“Most of the comments we received there were very encouraging.

However, we cannot enjoy the benefits of the ERGP unless it is effectively and faithfully implemented. Ladies and gentlemen, I must admit that as a country, our track record on implementation of our plans has not been very good. Conscious of this, the ERGP has dedicated a section, Section 7, to implementation. Just a reminder of what it says.

“Firstly, we must focus on our priorities. Secondly, we must establish clear accountability. Thirdly, we must set targets and develop detailed action plans. Fourthly, we must mobilise and allocate resources to the priorities. Fifthly, we must create an enabling policy and regulatory environment. And, finally, we must set up delivery unit, or units, to monitor and drive progress,” he said.
Udoma disclosed that the process of developing a detailed implementation road-map had already commenced, adding that this will lay out the roadmap for a step by step delivery of each of the strategies.

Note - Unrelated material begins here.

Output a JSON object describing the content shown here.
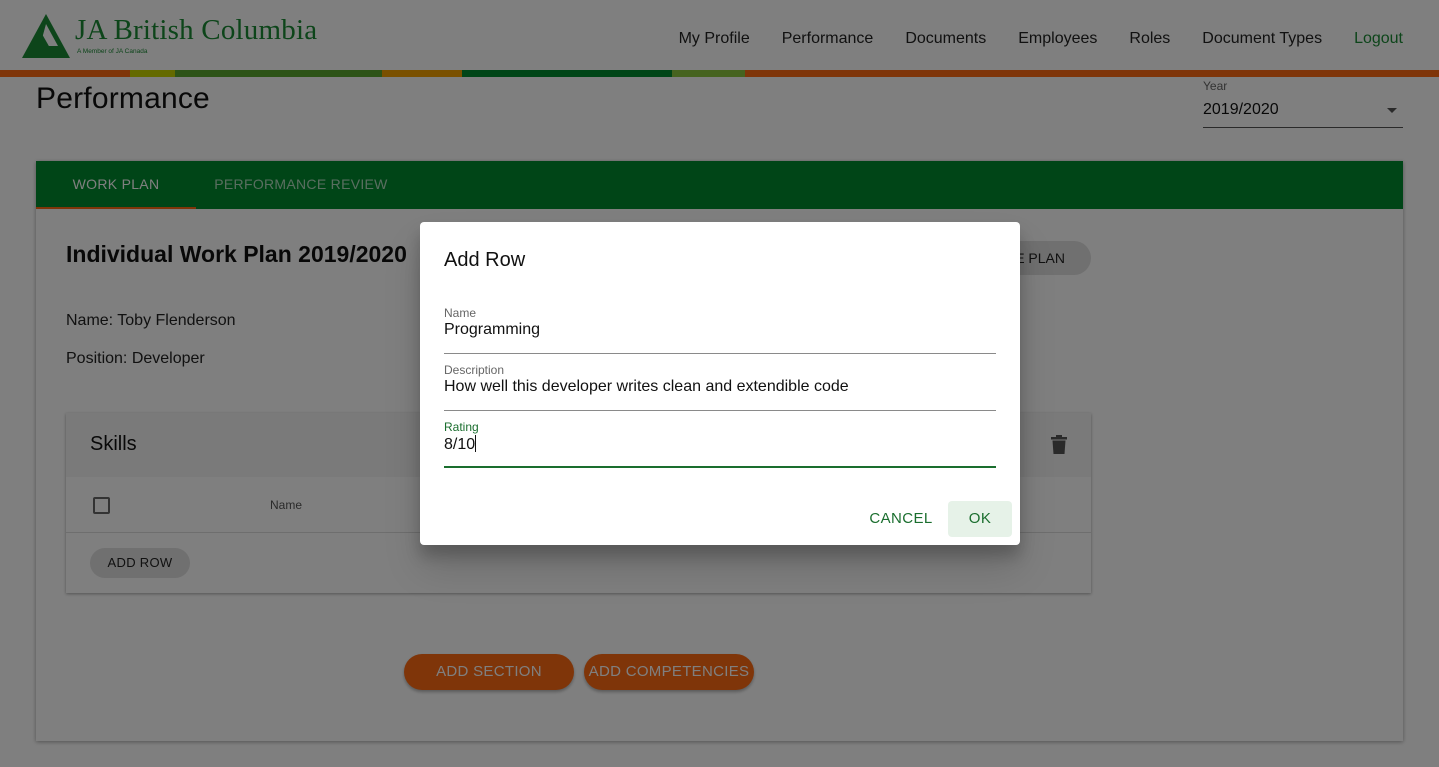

“Each strategy will be further broken down into component activities, sub-activities and actions. Each action will be supported by clearly assigned responsibilities, which will be sequenced against clear milestones and timelines for ease of monitoring. We have also commenced the process of establishing a Delivery Unit, as well as Implementation Units, to facilitate the effective implementation of the plan. This is to be complemented with the establishment of special task forces on the key execution areas of the plan,” he stressed.
Speaking on why consultations and dialogue with stakeholders was necessary, he said: “Before we go too far down the implementation road, we felt that we should gather experts and stakeholders for further consultations. As a government, we believe that we can only succeed in transforming Nigeria if we work closely with stakeholders.

“This is the first of many consultative processes we will be holding on plan implementation, as well as to get feedback from stakeholders. Just as the ERGP was developed through an extensive consultative process to ensure collective ownership, plan implementation will involve constant and continuous dialogue and consultations with relevant stakeholders. Today’s gathering is therefore the first of many dialogue sessions this ministry, and indeed, the government, as a whole, will be conducting to obtain citizens’ participation in the collective endeavor of transforming Nigeria,” Udoma stated.